Atmospheric river flowing from Asia to the Pacific Northwest of America.
Composite photo by NASA taken in October 2017. Source: Wikipedia
In A River Runs Through It, two brothers put on their waders and fish the gorgeous Blackfoot River. The Blackfoot rolls west to merge with the Clark Fork at Missoula, later draining into the vast Columbia River system. The Columbia is known as the largest system in the Pacific Northwest (PNW), but that is incorrect. At least one river system is even larger: the atmospheric river.
Atmospheric rivers (AR), elongated tendrils of highly concentrated moisture in the atmosphere, are often thousands of kilometers long and a few hundred wide. They tend to move moist air from the tropics or subtropics northward toward the pole. They play a critical role in the water cycle and, though some are severe, the majority over time have been helpful rather than the reverse.
The total moisture load of these rivers makes them, according to the U.S. Geological Survey (USGS), the largest fresh-water rivers on Earth – though hairsplitters might ask whether ‘on earth’ is proper nomenclature for rivers that flow in the troposphere.
Boise River fly fishing. Photo by Henry Fraczek / Unsplash
When ARs reach land, especially in a mountainous region, the moisture “is pushed upwards, causing much of the water vapor to condense and fall to the ground as rain or snow, creating an atmospheric-river driven storm,” and dumping many times the daily discharge of the Mississippi River on whatever lies below. Often what lies below are California and the Pacific Northwest.
Such phenomena aren’t new: there are usually several moving around the planet all the time, occurring regularly in North America, Australia, and Europe. Recently (2019) one was reported in the Middle East, “potentially resulting from the [sic] climate change.”
ARs are responsible for much of the precipitation in the PNW and numerous other regions, and when they are absent, droughts often result. They are normal, even necessary to the hydrology, climatology, and ecology of many regions.
Category rating chart for atmospheric rivers.
Their impacts are a matter of severity and, starting in 2019, ARs have been ranked on a scale like hurricanes and tornadoes, from Category 1, the mildest, to the nightmarish Cat 5. Up to now, the trick has been to dodge the most destructive while benefiting from Cat 1 and Cat 2s, but here’s the rub: “the warmer the air is, the more water vapour it can carry.” Spoiler alert: the atmosphere has been warming, and… well, you get the idea.
Per a 2018 study by NASA’s famed Jet Propulsion Laboratory, given the global warming trend, ARs “will become about 10% less frequent by the end of this century, but about 25% longer and wider… That will lead to nearly double the frequency of the most intense atmospheric river storms.” Some areas are expected to be hurt worse than others, researchers at Yale wrote last October. “Europe, for instance, is expected to experience atmospheric river-driven, extreme rain more than 100% more often than over the last century.

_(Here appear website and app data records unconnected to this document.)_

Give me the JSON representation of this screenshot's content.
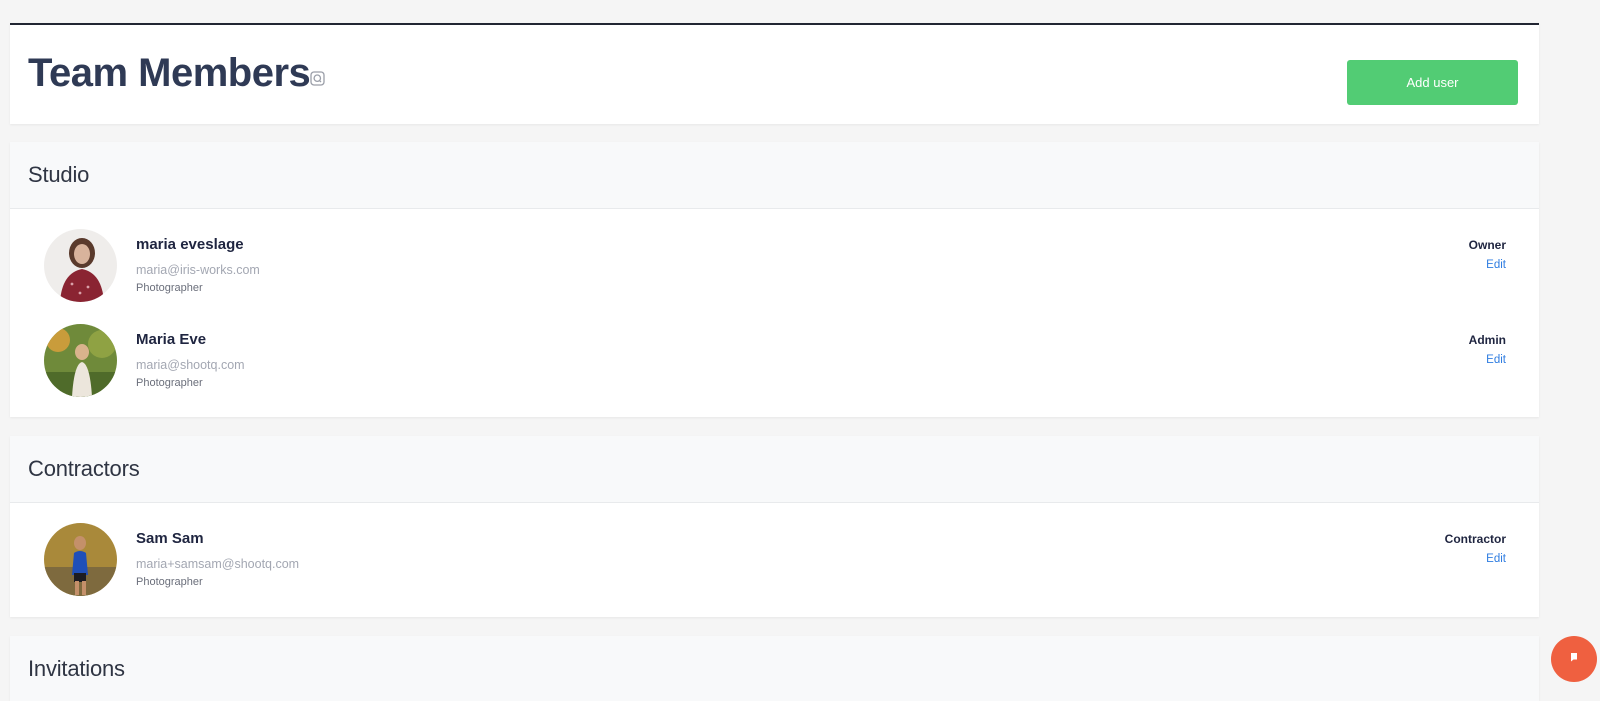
{
  "header": {
    "title": "Team Members",
    "add_user_label": "Add user"
  },
  "sections": [
    {
      "title": "Studio",
      "members": [
        {
          "name": "maria eveslage",
          "email": "maria@iris-works.com",
          "job_title": "Photographer",
          "role": "Owner",
          "edit_label": "Edit"
        },
        {
          "name": "Maria Eve",
          "email": "maria@shootq.com",
          "job_title": "Photographer",
          "role": "Admin",
          "edit_label": "Edit"
        }
      ]
    },
    {
      "title": "Contractors",
      "members": [
        {
          "name": "Sam Sam",
          "email": "maria+samsam@shootq.com",
          "job_title": "Photographer",
          "role": "Contractor",
          "edit_label": "Edit"
        }
      ]
    },
    {
      "title": "Invitations",
      "members": []
    }
  ],
  "colors": {
    "accent_green": "#52cc74",
    "link_blue": "#2f7de1",
    "chat_orange": "#ef6040"
  },
  "icons": {
    "help": "help-icon",
    "chat": "chat-icon"
  }
}
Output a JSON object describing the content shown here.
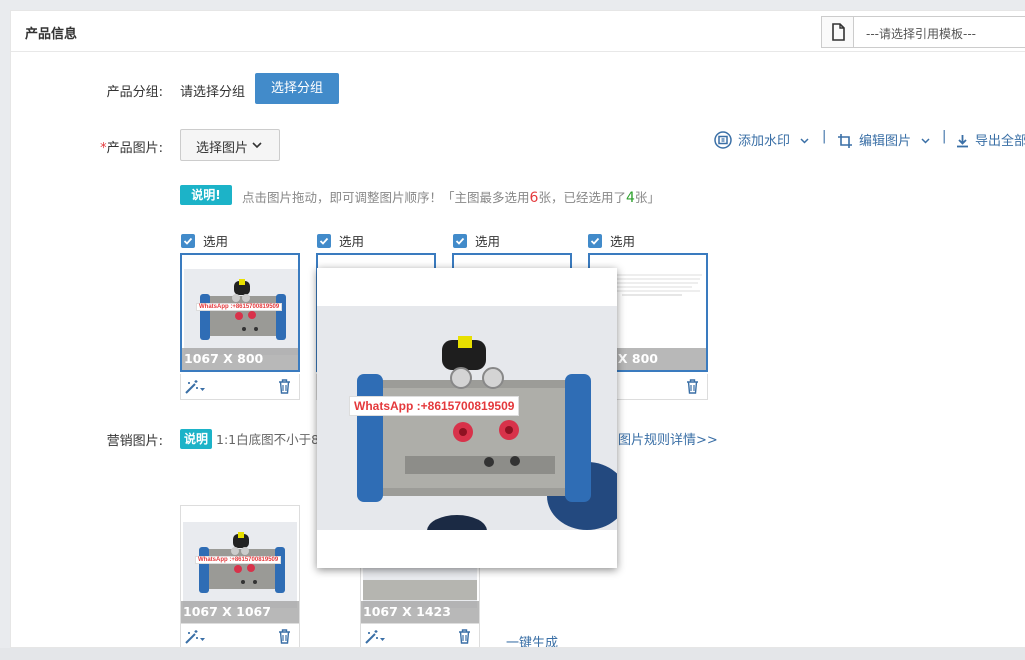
{
  "panel": {
    "title": "产品信息",
    "template_select": {
      "value": "---请选择引用模板---",
      "icon": "file-icon"
    }
  },
  "group": {
    "label": "产品分组",
    "colon": ":",
    "placeholder_text": "请选择分组",
    "button_label": "选择分组"
  },
  "images": {
    "required_mark": "*",
    "label": "产品图片",
    "colon": ":",
    "select_button_label": "选择图片",
    "toolbar": {
      "watermark": "添加水印",
      "edit": "编辑图片",
      "export": "导出全部",
      "separator": "|"
    },
    "hint_badge": "说明!",
    "hint_part1": "点击图片拖动，即可调整图片顺序！「主图最多选用",
    "hint_max": "6",
    "hint_part2": "张，已经选用了",
    "hint_selected": "4",
    "hint_part3": "张」",
    "cards": [
      {
        "check_label": "选用",
        "size": "1067 X 800"
      },
      {
        "check_label": "选用",
        "size": ""
      },
      {
        "check_label": "选用",
        "size": ""
      },
      {
        "check_label": "选用",
        "size": "X 800"
      }
    ]
  },
  "popup": {
    "watermark_text": "WhatsApp :+8615700819509"
  },
  "thumb_watermark": "WhatsApp :+8615700819509",
  "marketing": {
    "label": "营销图片",
    "colon": ":",
    "badge": "说明",
    "hint_text": "1:1白底图不小于8",
    "rules_link": "图片规则详情>>",
    "cards": [
      {
        "size": "1067 X 1067"
      },
      {
        "size": "1067 X 1423"
      }
    ],
    "generate_link": "一键生成"
  },
  "colors": {
    "primary": "#428bca",
    "link": "#3a6fa6",
    "badge": "#1cb3c8",
    "required": "#e4393c",
    "count_selected": "#2ca02c"
  }
}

That means much more frequent strong storms with the potential to harm life and property.”
Keeping the Category Chart in mind, while there may be slightly fewer ARs overall – including fewer ‘primarily beneficial’ Cat 1 and Cat 2 storms – there will likely be a doubling of the Cat 3 – 5 ARs, which tilt way over into the ‘hazardous’ category.
Snowpack on Mt. Deception, Olympic range, Pacific Northwest. Photo by Eggbones, 2019.

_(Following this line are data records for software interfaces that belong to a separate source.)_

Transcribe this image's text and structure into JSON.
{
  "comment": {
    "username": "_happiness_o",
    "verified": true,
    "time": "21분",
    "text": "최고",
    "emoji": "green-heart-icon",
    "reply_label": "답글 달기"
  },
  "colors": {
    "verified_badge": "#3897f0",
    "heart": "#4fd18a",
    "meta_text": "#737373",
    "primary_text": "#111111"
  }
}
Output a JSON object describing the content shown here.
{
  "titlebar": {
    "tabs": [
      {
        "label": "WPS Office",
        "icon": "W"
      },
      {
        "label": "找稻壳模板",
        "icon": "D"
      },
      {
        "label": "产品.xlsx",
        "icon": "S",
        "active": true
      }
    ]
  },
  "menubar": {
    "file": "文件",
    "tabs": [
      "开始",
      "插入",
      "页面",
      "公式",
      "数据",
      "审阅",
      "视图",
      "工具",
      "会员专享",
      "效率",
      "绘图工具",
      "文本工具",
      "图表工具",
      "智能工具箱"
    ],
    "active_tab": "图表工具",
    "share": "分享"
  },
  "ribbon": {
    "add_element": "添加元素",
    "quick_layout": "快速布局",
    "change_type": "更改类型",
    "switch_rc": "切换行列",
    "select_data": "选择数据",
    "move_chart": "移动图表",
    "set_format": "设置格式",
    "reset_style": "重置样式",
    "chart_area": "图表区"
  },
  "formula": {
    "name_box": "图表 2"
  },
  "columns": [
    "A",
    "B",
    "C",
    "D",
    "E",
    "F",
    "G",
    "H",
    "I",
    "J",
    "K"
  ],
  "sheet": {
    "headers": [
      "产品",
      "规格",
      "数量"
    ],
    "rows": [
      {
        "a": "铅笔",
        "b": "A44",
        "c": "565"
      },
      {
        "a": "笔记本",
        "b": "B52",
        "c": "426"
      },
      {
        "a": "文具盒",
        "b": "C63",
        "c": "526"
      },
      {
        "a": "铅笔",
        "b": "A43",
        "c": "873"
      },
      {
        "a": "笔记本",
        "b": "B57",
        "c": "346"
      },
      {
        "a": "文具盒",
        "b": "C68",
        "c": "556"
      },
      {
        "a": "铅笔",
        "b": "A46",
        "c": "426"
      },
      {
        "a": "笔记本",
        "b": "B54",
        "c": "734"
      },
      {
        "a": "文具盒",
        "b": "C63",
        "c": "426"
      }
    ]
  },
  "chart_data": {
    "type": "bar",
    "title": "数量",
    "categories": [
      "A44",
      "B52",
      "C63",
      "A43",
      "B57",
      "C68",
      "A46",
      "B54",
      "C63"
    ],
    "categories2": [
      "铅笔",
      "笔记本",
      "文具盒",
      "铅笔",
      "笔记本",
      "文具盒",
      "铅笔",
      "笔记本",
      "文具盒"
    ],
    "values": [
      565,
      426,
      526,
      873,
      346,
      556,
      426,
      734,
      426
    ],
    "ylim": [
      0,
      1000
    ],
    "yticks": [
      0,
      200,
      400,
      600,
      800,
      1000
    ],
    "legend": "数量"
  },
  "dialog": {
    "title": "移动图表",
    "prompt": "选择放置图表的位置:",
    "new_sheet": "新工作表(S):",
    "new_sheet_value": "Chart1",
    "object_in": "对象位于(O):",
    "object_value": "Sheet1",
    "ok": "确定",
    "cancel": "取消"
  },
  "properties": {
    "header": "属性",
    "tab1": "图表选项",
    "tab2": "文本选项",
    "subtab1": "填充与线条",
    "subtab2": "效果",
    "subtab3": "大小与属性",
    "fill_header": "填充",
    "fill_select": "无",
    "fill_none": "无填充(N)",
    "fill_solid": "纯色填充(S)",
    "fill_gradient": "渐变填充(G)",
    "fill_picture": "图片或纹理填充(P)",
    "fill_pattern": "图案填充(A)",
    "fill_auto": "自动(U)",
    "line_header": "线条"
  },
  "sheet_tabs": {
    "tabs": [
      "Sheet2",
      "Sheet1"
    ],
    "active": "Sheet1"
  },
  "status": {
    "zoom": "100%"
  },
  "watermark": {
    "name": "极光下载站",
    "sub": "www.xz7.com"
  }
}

Source: Wikimedia Commons.
However, though all assessments appear to agree that ARs will become more destructive, not all models agree there will be fewer. “We expect North Atlantic ARs to become stronger and more numerous by the end of this century,” asserts Carbon Brief, especially under the current high-emissions trend scenario that currently obtains. There may be an increase in the number of days under an AR of between 200%-300% by century’s end.

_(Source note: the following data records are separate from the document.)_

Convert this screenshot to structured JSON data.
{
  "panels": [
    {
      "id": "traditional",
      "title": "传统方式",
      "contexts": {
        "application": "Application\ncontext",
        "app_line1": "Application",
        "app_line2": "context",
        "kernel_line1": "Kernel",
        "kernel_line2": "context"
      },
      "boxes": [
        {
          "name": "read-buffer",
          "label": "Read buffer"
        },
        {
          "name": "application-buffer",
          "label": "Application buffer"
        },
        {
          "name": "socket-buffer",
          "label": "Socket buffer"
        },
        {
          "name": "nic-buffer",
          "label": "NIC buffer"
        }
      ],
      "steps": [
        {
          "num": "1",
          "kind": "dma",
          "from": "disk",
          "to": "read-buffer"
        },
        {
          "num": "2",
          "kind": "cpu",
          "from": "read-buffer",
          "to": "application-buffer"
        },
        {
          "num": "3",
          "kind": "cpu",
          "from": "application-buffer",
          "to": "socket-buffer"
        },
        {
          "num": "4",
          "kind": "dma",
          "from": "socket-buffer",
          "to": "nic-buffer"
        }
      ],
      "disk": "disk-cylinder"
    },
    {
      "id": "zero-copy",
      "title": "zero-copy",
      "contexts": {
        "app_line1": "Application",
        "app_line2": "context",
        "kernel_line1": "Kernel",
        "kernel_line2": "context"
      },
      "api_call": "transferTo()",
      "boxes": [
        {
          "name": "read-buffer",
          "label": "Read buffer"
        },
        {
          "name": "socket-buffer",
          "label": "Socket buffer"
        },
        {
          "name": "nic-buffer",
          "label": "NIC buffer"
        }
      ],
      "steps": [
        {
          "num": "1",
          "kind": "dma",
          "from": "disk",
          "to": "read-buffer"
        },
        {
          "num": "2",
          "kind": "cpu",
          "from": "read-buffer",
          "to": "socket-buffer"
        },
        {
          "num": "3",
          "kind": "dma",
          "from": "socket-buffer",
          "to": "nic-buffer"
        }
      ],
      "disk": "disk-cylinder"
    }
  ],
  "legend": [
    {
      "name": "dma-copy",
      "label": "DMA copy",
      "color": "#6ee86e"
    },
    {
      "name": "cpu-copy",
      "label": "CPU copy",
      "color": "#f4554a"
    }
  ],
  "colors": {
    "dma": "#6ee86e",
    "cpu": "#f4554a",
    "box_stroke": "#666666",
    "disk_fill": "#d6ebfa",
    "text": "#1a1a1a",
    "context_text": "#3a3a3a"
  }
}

As we pointed out in our Sustainable Brands article Fool Me Twice: Accepting the ‘Now Normal,’ other impacts of climate change can make ARs even more destructive. It happened last year in the PNW, when a massive AR followed hard on the heels of droughts and wildfires. Events in a ‘heat, fire, drought, flood’ sequence generally lead to unpleasant compound effects, such as landslides, and climate change makes this cascade more and more likely.
Photo by Ryan Arnst / Unsplash
Speaking of which, an ‘extreme’ Atmospheric River drenched the PNW last year, derailing trains, melting snowpack, drowning Vancouver, and closing its critical port. Another hit Washington State just a few weeks ago. The world has a warming atmosphere, and rivers run through it. So long as global warming continues, we may all need to put on our waders, but they may not be enough.